Pelagius correctly saw human nature as something good created by God. It is the result of the fall upon humanity (original sin), however, that Pelagius ignores, causing his theology to fall into error. Pelagius argued that there is no such thing as original sin. In no way were humans after Adam guilty of or implicated in his first sin. Adam’s sin in no way makes humans guilty or corrupt. Humans by nature have a clean slate — a state of neutrality — according to Pelagius, and it is only through voluntary sin through the exercise of an unhampered human free will that humans are made wicked. Potentially, then, one could live a sinless life and merit heaven, for there is nothing intrinsically sinful about humans even after Adam and Eve’s sin. Pelagius didn’t consider humans to be intrinsically damnable after the fall.
In short, Pelagius rejected the doctrines of original sin, substitutionary atonement (the idea that Christ’s death in our place is a supernatural intervention to save us), and justification by faith (the idea that believing and trusting in Christ is the way to salvation).
Your inclusion of the ICBI was an interesting choice. What made you include that “council” in the book?
I included the Chicago Statement on Biblical Inerrancy as a modern confession, not so much as a council. I stuck to only ecumenical councils in the book.

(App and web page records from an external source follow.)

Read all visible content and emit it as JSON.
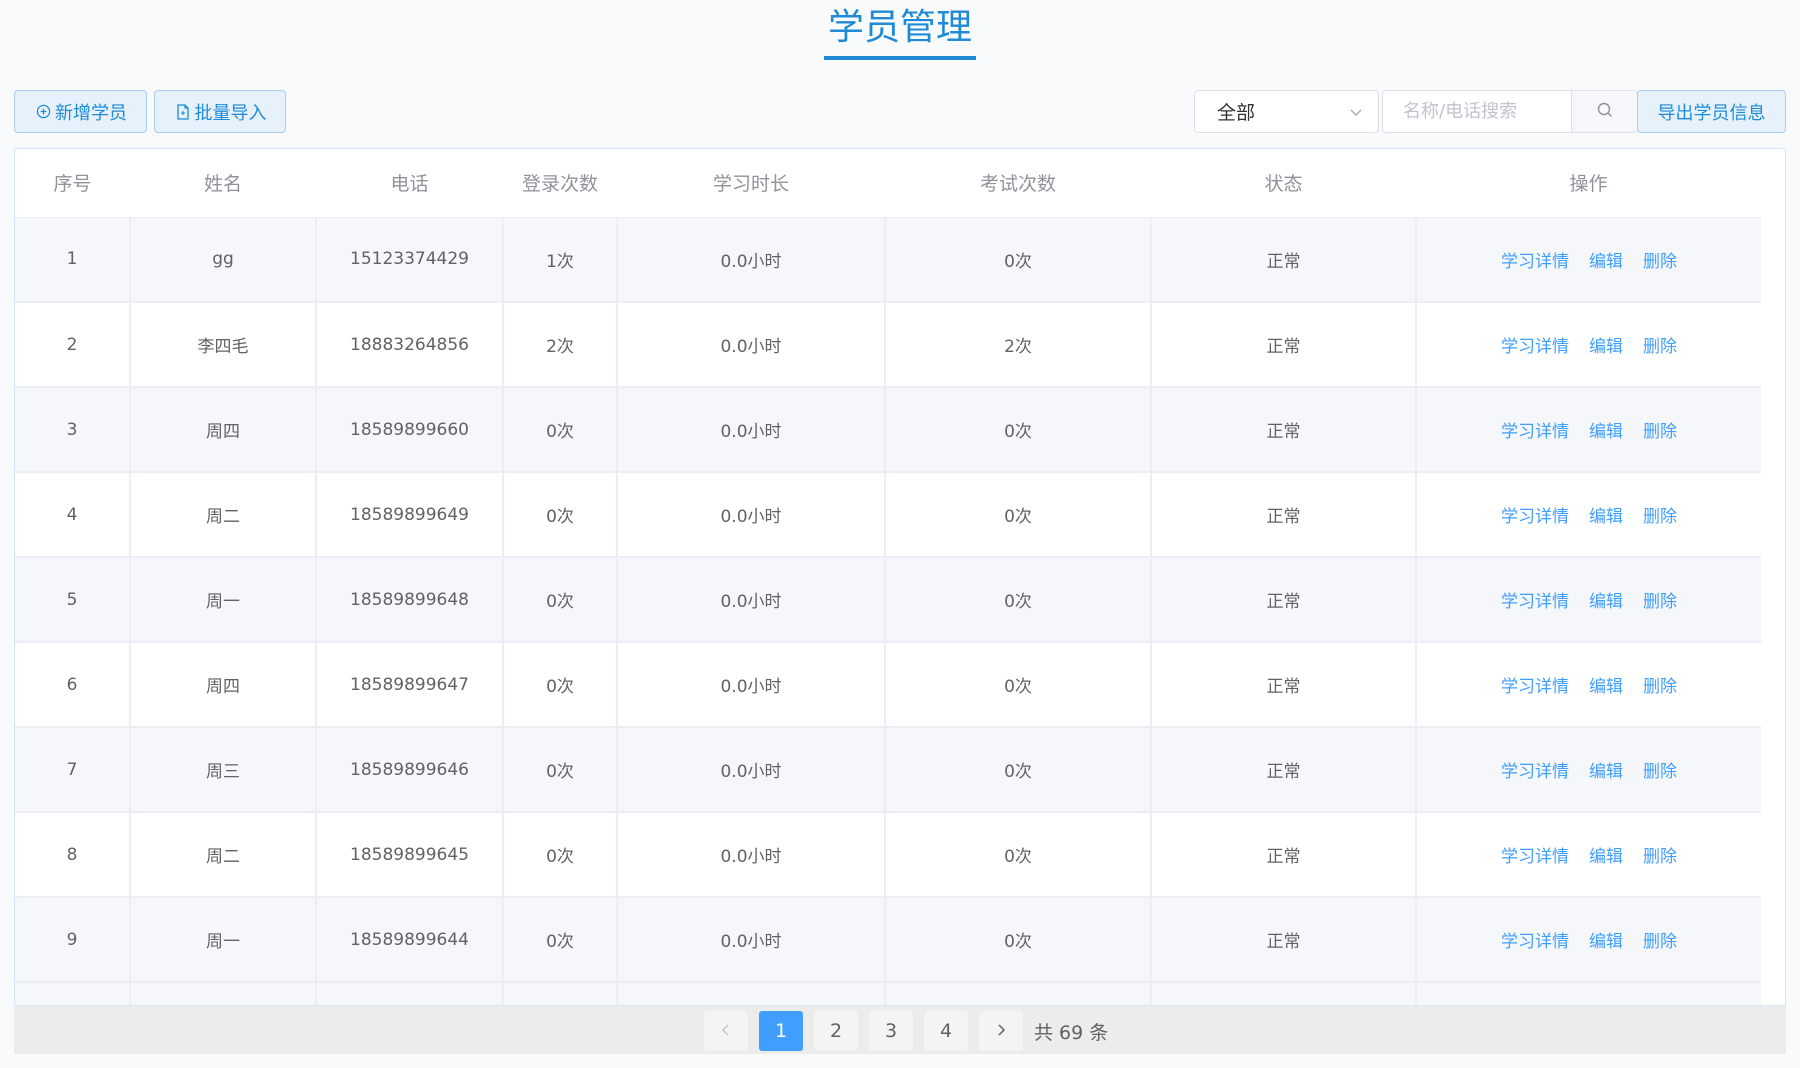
{
  "title": "学员管理",
  "toolbar": {
    "add_label": "新增学员",
    "import_label": "批量导入",
    "export_label": "导出学员信息",
    "filter_selected": "全部",
    "search_placeholder": "名称/电话搜索"
  },
  "table": {
    "headers": [
      "序号",
      "姓名",
      "电话",
      "登录次数",
      "学习时长",
      "考试次数",
      "状态",
      "操作"
    ],
    "actions": {
      "detail": "学习详情",
      "edit": "编辑",
      "delete": "删除"
    },
    "rows": [
      [
        "1",
        "gg",
        "15123374429",
        "1次",
        "0.0小时",
        "0次",
        "正常"
      ],
      [
        "2",
        "李四毛",
        "18883264856",
        "2次",
        "0.0小时",
        "2次",
        "正常"
      ],
      [
        "3",
        "周四",
        "18589899660",
        "0次",
        "0.0小时",
        "0次",
        "正常"
      ],
      [
        "4",
        "周二",
        "18589899649",
        "0次",
        "0.0小时",
        "0次",
        "正常"
      ],
      [
        "5",
        "周一",
        "18589899648",
        "0次",
        "0.0小时",
        "0次",
        "正常"
      ],
      [
        "6",
        "周四",
        "18589899647",
        "0次",
        "0.0小时",
        "0次",
        "正常"
      ],
      [
        "7",
        "周三",
        "18589899646",
        "0次",
        "0.0小时",
        "0次",
        "正常"
      ],
      [
        "8",
        "周二",
        "18589899645",
        "0次",
        "0.0小时",
        "0次",
        "正常"
      ],
      [
        "9",
        "周一",
        "18589899644",
        "0次",
        "0.0小时",
        "0次",
        "正常"
      ]
    ]
  },
  "pagination": {
    "pages": [
      "1",
      "2",
      "3",
      "4"
    ],
    "current": "1",
    "total_text": "共 69 条"
  },
  "icons": {
    "add": "plus-circle-icon",
    "import": "document-icon",
    "search": "search-icon",
    "select": "chevron-down-icon",
    "prev": "chevron-left-icon",
    "next": "chevron-right-icon"
  },
  "colors": {
    "accent": "#409eff",
    "title": "#1f8bd6"
  }
}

But in the final chapter, I wrote about two modern confessions: Lausanne Covenant (1974) dealing with world evangelism and the Chicago Statement on Biblical Inerrancy (1978) dealing with biblical criticism.

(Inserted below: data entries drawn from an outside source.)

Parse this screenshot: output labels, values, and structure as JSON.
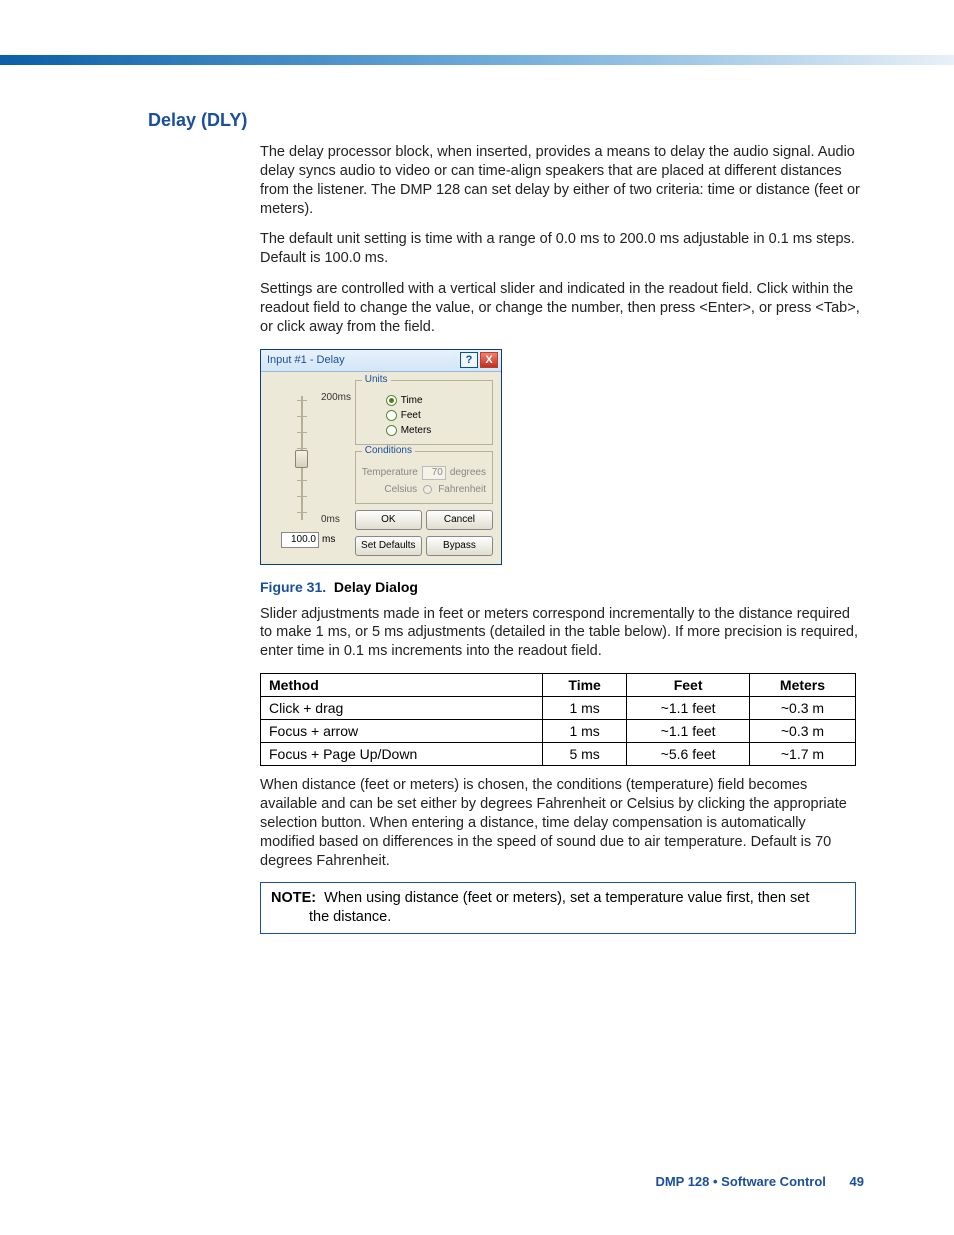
{
  "section_heading": "Delay (DLY)",
  "para1": "The delay processor block, when inserted, provides a means to delay the audio signal. Audio delay syncs audio to video or can time-align speakers that are placed at different distances from the listener. The DMP 128 can set delay by either of two criteria: time or distance (feet or meters).",
  "para2": "The default unit setting is time with a range of 0.0 ms to 200.0 ms adjustable in 0.1 ms steps. Default is 100.0 ms.",
  "para3": "Settings are controlled with a vertical slider and indicated in the readout field. Click within the readout field to change the value, or change the number, then press <Enter>, or press <Tab>, or click away from the field.",
  "dialog": {
    "title": "Input #1 - Delay",
    "help": "?",
    "close": "X",
    "slider": {
      "max_label": "200ms",
      "min_label": "0ms",
      "readout_value": "100.0",
      "readout_unit": "ms"
    },
    "units": {
      "legend": "Units",
      "opt_time": "Time",
      "opt_feet": "Feet",
      "opt_meters": "Meters"
    },
    "conditions": {
      "legend": "Conditions",
      "temp_label": "Temperature",
      "temp_value": "70",
      "temp_unit": "degrees",
      "celsius": "Celsius",
      "fahrenheit": "Fahrenheit"
    },
    "buttons": {
      "ok": "OK",
      "cancel": "Cancel",
      "defaults": "Set Defaults",
      "bypass": "Bypass"
    }
  },
  "figure": {
    "num": "Figure 31.",
    "title": "Delay Dialog"
  },
  "para4": "Slider adjustments made in feet or meters correspond incrementally to the distance required to make 1 ms, or 5 ms adjustments (detailed in the table below). If more precision is required, enter time in 0.1 ms increments into the readout field.",
  "table": {
    "headers": [
      "Method",
      "Time",
      "Feet",
      "Meters"
    ],
    "rows": [
      [
        "Click + drag",
        "1 ms",
        "~1.1 feet",
        "~0.3 m"
      ],
      [
        "Focus + arrow",
        "1 ms",
        "~1.1 feet",
        "~0.3 m"
      ],
      [
        "Focus + Page Up/Down",
        "5 ms",
        "~5.6 feet",
        "~1.7 m"
      ]
    ]
  },
  "para5": "When distance (feet or meters) is chosen, the conditions (temperature) field becomes available and can be set either by degrees Fahrenheit or Celsius by clicking the appropriate selection button. When entering a distance, time delay compensation is automatically modified based on differences in the speed of sound due to air temperature. Default is 70 degrees Fahrenheit.",
  "note": {
    "label": "NOTE:",
    "line1": "When using distance (feet or meters), set a temperature value first, then set",
    "line2": "the distance."
  },
  "footer": {
    "doc": "DMP 128 • Software Control",
    "page": "49"
  }
}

Both statements did emerge from councils, but the new councils differed from the old ecumenical councils in one important detail, however; they did not consider themselves authoritative. Wary of the abuses of church authority in the past, the councils self-consciously advised their hearers to use their decisions for guidance only, not as dogma.
Clearly, Christian doctrine did not stop developing after the ancient councils and creeds. Although the majority of new confessions of faith came about during the Reformation in order to distinguish Christian bodies from one another and to affirm the historic ecumenical councils, more recent times have seen joint confessions from Christians of all kinds of denominations. Indeed, a new series of movements are calling themselves ecumenical to show that they are attempting to reestablish the unity that has been eroded by the splintering sectarianism of modern Christianity. Just as new dilemmas had prompted the ancient Christians to define their beliefs more sharply, the fresh challenges presented by a well-connected, technologically advanced world have led Christians of all stripes to seek doctrinal unity to address the challenges posed by the modern world.
Two of these challenges include biblical criticism and world evangelism. The late nineteenth century saw the rise of a skeptical academic class that claimed hitherto unknown techniques for unlocking the origins of the Bible. With the Bible being treated more and more like a merely human book, as prone to mistakes as any other human book, various conservative Protestant churches found it necessary to define and defend the inerrancy, or complete accuracy, of Scripture. As a result, the Chicago Statement on Biblical Inerrancy was drafted in 1978 by a gathering of several hundred evangelical church leaders.